I’ve been a fan of bodybuilding for many years. But over recent years it seems like bodybuilding has become more of a freak show than a display of aesthetically developed muscle. I shudder to think of the damage today’s mass monsters are doing to their health. What do you think?
“Mass monsters” is a relative term. Arnold Schwarzenegger, Mike Mentzer and Bertil Fox were mass monsters in their era, but they wouldn’t be by today’s pro standards. Muscle mass training and recuperation have changed, primarily because of enhanced pharmaceutical assistance.
As a young man in the 1970s and 1980s, when I was a bodybuilding fanatic, I admired most the aesthetic, non-massive physiques of the time. Frank Zane was my favorite. Relative to the average man, Zane was big, but relative to Mentzer, Fox, and Schwarzenegger, for example, he was modest in size. Although Zane had great potential for bodybuilding, he didn’t have the genetics for mass that most of his competitive peers had. He was successful because of his definition, aesthetics, balance, and presentation. But in today’s world, where mass seems to rule, Zane at his best would probably not even place in an open regional competition because of the impact of today’s bodybuilding drugs.
Achieving bodybuilding extremes takes a great toll as the individuals disregard their health. When young and vigorous, and seemingly indestructible, big risks are often taken with little or no consideration for future repercussions. Don’t mess with your health! The older you get, the more you’ll appreciate the importance of good health. For many people it’s only when they no longer have their health that they fully appreciate the value of it.
There are many former bodybuilders who messed up their health with drug and training abuse, and paid a heavy price. Past memories of how they used to look matter little, if at all, as they battle with major health problems.

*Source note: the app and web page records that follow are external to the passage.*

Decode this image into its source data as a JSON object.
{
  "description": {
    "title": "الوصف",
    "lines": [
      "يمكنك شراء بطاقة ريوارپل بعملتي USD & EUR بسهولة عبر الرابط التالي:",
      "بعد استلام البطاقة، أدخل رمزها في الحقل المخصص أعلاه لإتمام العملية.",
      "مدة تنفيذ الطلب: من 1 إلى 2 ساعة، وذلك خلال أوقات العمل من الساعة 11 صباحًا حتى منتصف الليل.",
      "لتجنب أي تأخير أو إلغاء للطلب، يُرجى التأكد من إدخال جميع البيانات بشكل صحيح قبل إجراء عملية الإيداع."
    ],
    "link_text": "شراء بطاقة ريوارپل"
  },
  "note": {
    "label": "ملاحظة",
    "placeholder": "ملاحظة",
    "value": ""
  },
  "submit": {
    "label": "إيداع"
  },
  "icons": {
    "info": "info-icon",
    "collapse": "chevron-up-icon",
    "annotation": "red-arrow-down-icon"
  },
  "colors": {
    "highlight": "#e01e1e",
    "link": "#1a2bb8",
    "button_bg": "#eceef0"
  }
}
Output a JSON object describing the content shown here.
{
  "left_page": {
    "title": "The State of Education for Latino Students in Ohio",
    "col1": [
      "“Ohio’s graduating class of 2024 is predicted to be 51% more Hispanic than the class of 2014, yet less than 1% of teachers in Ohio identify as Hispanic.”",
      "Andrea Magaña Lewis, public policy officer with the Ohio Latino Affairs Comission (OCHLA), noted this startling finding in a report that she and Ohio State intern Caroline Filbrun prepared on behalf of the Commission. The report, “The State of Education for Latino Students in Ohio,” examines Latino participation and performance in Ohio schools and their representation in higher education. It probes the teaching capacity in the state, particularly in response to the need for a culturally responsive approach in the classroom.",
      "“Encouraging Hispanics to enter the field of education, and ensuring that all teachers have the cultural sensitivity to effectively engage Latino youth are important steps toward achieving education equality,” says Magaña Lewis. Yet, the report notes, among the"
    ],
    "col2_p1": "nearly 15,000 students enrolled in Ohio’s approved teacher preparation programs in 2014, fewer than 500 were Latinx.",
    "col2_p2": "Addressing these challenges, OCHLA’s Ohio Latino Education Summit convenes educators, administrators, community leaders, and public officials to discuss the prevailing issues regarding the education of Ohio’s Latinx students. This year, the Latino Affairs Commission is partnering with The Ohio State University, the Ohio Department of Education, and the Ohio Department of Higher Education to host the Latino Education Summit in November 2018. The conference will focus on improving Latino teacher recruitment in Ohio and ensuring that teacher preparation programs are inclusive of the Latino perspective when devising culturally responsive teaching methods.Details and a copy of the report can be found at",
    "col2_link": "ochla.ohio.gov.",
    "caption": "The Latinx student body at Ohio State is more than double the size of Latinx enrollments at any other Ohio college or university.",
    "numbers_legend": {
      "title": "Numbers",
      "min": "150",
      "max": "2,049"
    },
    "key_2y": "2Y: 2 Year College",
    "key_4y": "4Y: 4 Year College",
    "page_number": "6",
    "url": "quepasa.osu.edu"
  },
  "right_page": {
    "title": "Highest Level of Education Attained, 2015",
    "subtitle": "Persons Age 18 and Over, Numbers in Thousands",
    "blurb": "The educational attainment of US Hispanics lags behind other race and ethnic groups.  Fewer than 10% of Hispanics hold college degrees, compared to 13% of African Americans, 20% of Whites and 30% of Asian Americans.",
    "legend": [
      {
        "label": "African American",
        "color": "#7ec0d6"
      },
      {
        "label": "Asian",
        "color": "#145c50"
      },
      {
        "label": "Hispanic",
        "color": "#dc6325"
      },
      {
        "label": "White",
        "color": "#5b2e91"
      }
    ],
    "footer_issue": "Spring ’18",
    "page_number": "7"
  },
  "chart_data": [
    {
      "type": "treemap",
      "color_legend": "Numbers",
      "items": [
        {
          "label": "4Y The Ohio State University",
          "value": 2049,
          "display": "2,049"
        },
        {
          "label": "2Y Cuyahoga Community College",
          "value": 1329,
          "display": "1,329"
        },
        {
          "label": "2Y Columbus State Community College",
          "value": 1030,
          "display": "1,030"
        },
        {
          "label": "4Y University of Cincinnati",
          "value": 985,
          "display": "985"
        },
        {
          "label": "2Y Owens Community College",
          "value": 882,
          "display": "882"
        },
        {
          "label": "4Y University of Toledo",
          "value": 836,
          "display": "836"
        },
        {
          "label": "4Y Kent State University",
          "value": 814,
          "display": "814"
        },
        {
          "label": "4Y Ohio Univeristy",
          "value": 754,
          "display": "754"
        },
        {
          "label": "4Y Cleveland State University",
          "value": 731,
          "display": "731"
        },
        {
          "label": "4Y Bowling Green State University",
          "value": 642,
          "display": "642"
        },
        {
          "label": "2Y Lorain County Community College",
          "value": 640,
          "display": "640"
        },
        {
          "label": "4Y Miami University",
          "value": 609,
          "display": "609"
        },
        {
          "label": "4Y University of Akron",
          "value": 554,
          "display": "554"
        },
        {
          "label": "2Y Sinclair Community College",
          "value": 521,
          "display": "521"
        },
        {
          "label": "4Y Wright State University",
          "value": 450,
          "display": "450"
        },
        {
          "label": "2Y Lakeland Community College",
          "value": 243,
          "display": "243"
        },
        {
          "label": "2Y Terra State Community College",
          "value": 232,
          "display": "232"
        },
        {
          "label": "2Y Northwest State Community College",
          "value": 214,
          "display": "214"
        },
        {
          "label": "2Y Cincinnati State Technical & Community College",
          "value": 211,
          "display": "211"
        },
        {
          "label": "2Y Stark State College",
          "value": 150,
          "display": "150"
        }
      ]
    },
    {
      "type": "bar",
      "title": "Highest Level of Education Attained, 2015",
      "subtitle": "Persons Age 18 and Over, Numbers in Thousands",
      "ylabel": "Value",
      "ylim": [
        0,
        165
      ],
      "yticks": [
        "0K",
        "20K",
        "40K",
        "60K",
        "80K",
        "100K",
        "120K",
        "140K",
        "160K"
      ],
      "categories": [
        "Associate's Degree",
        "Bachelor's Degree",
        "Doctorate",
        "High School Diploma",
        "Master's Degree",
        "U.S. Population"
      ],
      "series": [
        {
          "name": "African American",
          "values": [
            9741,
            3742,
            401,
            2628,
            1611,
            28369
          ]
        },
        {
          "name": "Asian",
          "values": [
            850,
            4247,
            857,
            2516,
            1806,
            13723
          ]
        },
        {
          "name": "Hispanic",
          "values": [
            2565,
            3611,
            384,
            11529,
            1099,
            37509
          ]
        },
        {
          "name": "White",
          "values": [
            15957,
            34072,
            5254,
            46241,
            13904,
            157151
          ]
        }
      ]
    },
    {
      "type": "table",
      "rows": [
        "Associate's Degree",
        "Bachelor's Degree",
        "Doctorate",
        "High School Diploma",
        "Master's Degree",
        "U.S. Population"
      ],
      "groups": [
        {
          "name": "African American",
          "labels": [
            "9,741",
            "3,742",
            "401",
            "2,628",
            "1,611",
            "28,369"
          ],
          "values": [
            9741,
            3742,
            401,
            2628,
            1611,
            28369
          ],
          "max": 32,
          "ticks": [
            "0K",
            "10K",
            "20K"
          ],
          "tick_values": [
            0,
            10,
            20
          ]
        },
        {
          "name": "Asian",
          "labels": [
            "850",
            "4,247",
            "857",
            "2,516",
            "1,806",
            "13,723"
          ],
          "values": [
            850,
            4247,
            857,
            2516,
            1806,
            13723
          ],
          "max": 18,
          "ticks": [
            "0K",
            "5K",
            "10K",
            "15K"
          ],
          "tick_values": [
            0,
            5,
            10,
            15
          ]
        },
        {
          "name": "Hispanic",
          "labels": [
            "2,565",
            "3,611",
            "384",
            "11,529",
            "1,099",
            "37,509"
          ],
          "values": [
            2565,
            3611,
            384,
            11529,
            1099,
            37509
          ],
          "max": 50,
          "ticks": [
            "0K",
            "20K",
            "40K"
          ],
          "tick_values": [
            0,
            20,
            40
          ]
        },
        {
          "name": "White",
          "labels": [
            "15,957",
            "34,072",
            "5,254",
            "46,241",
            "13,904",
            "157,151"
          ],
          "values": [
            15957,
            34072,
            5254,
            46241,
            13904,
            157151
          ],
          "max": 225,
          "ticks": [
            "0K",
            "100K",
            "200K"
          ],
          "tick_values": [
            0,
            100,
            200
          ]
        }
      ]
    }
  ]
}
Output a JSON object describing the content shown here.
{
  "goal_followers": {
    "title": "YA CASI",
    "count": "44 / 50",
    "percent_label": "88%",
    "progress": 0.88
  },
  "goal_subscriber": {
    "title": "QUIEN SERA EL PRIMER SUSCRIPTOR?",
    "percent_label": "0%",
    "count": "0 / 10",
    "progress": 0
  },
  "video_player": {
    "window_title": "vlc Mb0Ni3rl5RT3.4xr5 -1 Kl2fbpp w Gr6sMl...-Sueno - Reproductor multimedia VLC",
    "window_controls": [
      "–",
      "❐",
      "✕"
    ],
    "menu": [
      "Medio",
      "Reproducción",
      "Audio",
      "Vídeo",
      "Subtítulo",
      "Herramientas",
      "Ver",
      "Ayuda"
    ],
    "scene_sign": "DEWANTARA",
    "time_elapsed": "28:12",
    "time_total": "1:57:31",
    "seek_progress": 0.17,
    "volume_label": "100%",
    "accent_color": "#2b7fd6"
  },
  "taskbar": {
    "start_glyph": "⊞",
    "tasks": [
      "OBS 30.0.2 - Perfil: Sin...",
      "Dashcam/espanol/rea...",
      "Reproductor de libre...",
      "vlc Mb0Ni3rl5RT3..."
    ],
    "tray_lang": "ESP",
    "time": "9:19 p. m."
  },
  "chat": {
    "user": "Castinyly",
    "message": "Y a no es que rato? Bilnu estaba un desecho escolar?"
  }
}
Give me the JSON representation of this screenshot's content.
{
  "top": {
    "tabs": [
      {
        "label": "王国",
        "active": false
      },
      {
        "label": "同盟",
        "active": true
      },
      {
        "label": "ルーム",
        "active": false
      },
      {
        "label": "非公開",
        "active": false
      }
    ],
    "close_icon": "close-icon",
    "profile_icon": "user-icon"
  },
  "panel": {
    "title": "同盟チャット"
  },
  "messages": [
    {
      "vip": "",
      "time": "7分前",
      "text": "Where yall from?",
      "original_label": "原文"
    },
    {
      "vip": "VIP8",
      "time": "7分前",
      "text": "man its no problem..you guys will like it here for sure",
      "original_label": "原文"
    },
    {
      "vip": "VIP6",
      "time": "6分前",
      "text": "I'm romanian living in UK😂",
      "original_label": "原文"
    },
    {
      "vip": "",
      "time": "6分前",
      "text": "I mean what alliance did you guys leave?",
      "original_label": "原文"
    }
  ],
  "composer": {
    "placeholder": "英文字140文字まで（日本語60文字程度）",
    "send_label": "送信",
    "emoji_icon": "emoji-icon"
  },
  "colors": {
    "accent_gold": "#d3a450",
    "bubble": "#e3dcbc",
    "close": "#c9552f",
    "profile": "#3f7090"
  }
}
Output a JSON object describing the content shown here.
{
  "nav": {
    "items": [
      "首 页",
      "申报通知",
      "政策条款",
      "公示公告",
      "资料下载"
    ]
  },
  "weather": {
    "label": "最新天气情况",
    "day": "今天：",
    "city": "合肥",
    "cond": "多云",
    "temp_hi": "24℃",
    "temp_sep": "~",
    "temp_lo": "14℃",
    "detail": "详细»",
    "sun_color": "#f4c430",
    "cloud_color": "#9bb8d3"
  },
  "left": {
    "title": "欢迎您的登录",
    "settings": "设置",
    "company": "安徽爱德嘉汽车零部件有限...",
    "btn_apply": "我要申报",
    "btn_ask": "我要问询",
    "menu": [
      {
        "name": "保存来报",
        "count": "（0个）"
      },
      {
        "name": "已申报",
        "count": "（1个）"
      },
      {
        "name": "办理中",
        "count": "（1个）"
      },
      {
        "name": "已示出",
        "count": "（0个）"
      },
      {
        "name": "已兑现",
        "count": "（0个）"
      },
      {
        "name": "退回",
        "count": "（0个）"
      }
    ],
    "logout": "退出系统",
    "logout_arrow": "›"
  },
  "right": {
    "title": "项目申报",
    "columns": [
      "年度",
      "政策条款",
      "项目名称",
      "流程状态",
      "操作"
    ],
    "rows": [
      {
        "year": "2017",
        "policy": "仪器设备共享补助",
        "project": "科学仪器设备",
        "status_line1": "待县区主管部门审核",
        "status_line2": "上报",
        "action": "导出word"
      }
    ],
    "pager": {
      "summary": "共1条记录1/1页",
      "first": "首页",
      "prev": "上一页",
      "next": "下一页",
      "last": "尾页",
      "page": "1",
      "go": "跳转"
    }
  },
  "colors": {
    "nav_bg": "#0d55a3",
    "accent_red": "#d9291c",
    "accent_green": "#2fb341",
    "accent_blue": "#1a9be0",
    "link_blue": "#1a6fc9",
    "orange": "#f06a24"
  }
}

If I could give only one piece of advice, to bodybuilders (and non-bodybuilders), it would be this: Look after your health, because it’s your most important possession! Don’t do anything that will undermine your health. Don’t smoke, don’t have more than two alcoholic drinks a day, don’t take recreational drugs, and don’t take performance enhancing drugs. Do eat healthily, exercise regularly and safely, and sleep well. And find work and relationships that make you happy.
Train for health and physique, not just physique — that’s what real bodybuilding is about. This isn’t an old-fashioned philosophy. It’s a sensible philosophy. Health comes first. You may not believe it now, if you’re young, but you will believe it later on, when you’re not so young. Be the best you can, but without taking any extreme measures.
I’ve trained for a few years, but I still don’t have 15-inch arms let alone the 17-inch-plus ones I want. I need to crank up my arm training. Should I do the one-handed cable curl freestyle or on a preacher curl bench?
Neither. At your stage, stick to a basic barbell or dumbbell curl (with a supinated grip), and do no other isolation work for your biceps. And if you do chin-ups properly, including with a supinated grip, you don’t need an isolation exercise for your biceps. Rather than overtrain your biceps with multiple exercises, focus your limited time and energy on the big exercises that really can make a big difference to your bodybuilding. To build much bigger arms, you need to build a much bigger overall physique.
That I’m asked more questions about biceps exercises than I am about squats, deadlifts, dips and chin-ups combined is an indication of the misplaced priorities among most bodybuilders. If you straighten out your priorities, and train properly, not only will you make better progress on your thighs, back, shoulders and chest, but your arms will progress better, too.
Can I develop terrific lats in a home gym with just basic equipment, or do I need to use a big, commercial gym with lots of machinery?
Training in a small home gym — assuming that you have the minimum of free-weights, squat stands or a power rack, a bench, an overhead bar for chin-ups and pull-ups, and parallel bars for dips — can do a terrific job provided you train and recuperate properly, for long enough.
Even if you were to train at the best-equipped bodybuilding gym in the world, if you don’t use the equipment properly in the context of routines that are appropriate for you, you won’t realize your potential in any body part. Working out in a basics-only gym may make it easier to keep your training simple, brief and hard because there are far fewer distractions and temptations there than in a super-well-equipped gym.